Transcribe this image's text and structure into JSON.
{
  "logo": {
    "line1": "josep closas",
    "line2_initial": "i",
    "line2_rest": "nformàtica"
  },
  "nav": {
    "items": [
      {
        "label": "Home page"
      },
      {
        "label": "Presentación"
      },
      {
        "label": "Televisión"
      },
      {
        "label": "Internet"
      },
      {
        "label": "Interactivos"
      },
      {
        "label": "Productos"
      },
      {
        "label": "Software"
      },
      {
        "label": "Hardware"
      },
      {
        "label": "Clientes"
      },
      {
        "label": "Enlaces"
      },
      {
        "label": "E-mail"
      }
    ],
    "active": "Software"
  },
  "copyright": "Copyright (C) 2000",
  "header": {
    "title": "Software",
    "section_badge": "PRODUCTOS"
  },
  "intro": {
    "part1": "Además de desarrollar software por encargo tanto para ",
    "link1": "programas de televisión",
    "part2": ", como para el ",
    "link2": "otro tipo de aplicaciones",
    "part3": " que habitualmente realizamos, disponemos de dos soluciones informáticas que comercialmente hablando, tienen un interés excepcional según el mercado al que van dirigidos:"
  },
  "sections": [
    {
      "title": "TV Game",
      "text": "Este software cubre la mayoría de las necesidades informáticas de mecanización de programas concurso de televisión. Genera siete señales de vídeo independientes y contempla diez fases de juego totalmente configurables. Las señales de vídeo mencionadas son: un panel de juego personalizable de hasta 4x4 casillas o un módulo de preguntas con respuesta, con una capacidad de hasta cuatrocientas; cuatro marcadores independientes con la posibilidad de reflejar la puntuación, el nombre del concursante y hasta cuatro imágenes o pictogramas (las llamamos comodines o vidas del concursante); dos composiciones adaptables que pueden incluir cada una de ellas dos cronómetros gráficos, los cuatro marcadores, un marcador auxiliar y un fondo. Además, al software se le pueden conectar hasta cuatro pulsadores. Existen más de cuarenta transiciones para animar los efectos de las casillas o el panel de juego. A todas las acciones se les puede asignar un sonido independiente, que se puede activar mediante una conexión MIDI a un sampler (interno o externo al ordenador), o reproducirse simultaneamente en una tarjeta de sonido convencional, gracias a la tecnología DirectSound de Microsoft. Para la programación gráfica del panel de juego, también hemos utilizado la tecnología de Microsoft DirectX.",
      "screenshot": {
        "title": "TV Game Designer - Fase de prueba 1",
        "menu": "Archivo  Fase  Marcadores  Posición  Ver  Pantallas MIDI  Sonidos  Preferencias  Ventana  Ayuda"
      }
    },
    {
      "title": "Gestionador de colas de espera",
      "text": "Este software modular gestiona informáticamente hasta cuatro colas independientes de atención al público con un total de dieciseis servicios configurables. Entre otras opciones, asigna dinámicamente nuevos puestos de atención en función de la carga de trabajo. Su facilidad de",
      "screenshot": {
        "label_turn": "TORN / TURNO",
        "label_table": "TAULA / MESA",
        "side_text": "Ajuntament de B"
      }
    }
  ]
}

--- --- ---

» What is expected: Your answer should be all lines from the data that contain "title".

» Response to this task:
    "title": "Software",
      "title": "TV Game",
        "title": "TV Game Designer - Fase de prueba 1",
      "title": "Gestionador de colas de espera",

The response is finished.